WHAT IS NEEDED: Look through the material and copy each line holding "password".

.....

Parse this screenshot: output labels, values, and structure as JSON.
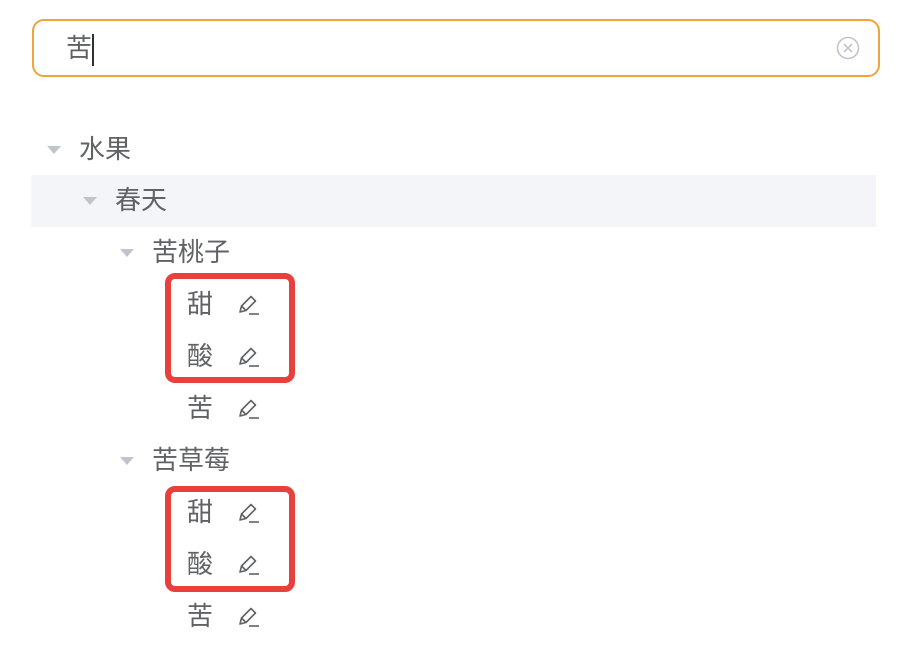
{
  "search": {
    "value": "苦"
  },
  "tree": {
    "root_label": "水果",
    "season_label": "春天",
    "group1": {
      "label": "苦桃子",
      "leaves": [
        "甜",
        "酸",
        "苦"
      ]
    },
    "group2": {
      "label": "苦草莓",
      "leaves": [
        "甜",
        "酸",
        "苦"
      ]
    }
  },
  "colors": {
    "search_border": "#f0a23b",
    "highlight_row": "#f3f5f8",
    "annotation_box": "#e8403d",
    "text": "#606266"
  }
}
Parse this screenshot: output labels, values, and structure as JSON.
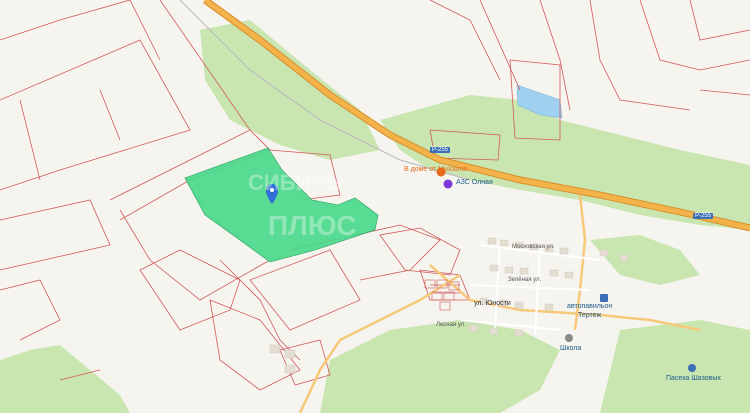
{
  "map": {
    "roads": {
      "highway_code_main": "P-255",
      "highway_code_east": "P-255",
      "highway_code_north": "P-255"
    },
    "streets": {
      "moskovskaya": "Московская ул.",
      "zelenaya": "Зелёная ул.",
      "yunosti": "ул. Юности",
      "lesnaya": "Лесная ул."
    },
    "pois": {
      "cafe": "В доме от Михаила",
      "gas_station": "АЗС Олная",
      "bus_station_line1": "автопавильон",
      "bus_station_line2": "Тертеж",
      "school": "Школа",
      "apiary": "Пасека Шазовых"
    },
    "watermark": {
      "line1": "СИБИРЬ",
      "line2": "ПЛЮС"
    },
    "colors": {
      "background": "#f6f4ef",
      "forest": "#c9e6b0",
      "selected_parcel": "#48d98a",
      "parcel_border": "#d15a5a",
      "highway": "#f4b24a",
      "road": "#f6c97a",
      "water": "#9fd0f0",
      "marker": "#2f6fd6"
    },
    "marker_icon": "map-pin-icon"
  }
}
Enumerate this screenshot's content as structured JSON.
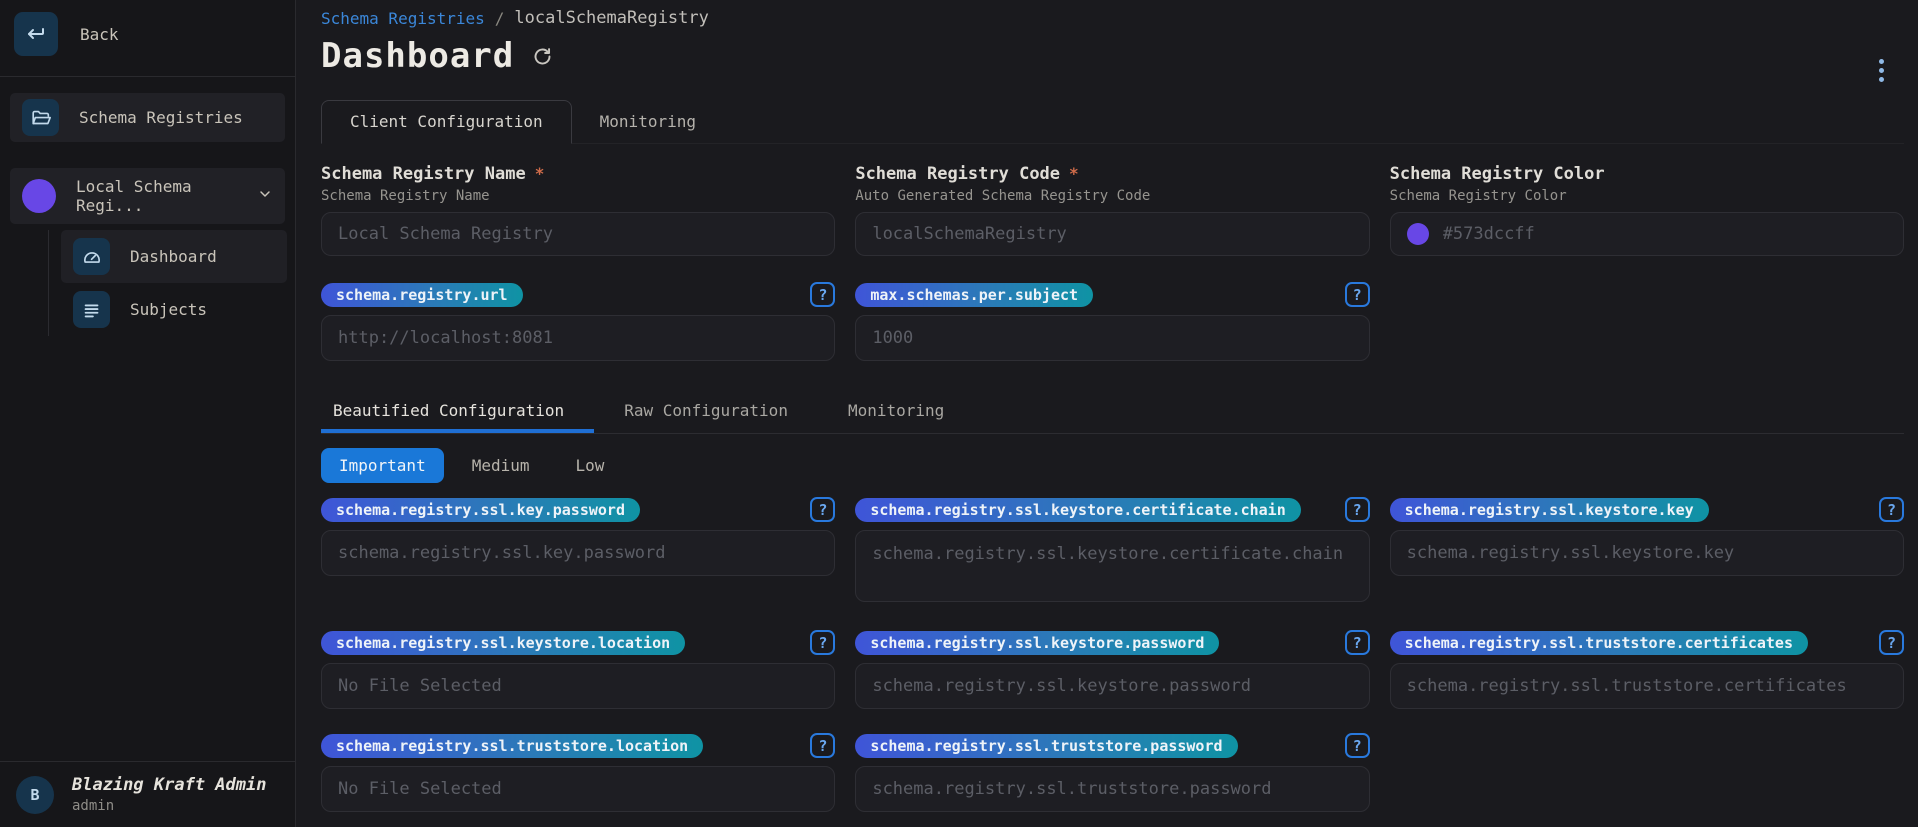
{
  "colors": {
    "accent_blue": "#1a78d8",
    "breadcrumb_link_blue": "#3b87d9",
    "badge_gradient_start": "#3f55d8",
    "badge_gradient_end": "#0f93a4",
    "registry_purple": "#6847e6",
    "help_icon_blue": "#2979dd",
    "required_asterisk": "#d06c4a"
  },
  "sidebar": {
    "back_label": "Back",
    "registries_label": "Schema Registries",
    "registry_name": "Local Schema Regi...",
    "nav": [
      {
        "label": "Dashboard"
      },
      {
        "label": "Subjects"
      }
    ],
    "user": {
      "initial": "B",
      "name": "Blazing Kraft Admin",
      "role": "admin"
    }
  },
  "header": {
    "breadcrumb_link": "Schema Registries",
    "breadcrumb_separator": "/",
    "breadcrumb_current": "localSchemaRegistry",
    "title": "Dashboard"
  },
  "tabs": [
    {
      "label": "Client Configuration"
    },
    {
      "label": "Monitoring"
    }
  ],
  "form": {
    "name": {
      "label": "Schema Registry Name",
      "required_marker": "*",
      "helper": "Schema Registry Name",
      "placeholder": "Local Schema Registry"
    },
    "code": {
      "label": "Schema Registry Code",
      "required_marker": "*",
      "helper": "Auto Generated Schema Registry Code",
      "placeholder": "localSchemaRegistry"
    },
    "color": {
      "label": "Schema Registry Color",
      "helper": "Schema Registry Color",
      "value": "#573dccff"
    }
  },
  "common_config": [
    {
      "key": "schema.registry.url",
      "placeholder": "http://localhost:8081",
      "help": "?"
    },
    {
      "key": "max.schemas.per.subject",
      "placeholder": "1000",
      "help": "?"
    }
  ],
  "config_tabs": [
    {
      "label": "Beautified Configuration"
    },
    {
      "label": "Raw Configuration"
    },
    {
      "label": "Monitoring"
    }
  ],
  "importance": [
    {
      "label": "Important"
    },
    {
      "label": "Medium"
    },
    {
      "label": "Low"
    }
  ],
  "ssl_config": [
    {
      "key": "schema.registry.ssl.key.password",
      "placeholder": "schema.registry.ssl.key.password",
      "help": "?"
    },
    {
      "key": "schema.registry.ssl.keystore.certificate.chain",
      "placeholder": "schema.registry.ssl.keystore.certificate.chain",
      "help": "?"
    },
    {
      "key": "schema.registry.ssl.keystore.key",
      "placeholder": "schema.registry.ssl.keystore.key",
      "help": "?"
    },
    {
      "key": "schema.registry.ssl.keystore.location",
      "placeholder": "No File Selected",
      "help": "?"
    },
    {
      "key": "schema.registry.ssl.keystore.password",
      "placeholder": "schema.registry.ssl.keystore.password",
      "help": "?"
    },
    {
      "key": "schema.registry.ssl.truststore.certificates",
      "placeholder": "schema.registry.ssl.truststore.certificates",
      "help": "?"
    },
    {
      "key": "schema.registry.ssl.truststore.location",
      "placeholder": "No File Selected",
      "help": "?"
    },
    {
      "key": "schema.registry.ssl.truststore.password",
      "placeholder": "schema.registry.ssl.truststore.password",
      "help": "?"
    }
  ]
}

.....

SOLUTION:
      "key": "schema.registry.ssl.key.password",
      "placeholder": "schema.registry.ssl.key.password",
      "key": "schema.registry.ssl.keystore.password",
      "placeholder": "schema.registry.ssl.keystore.password",
      "key": "schema.registry.ssl.truststore.password",
      "placeholder": "schema.registry.ssl.truststore.password",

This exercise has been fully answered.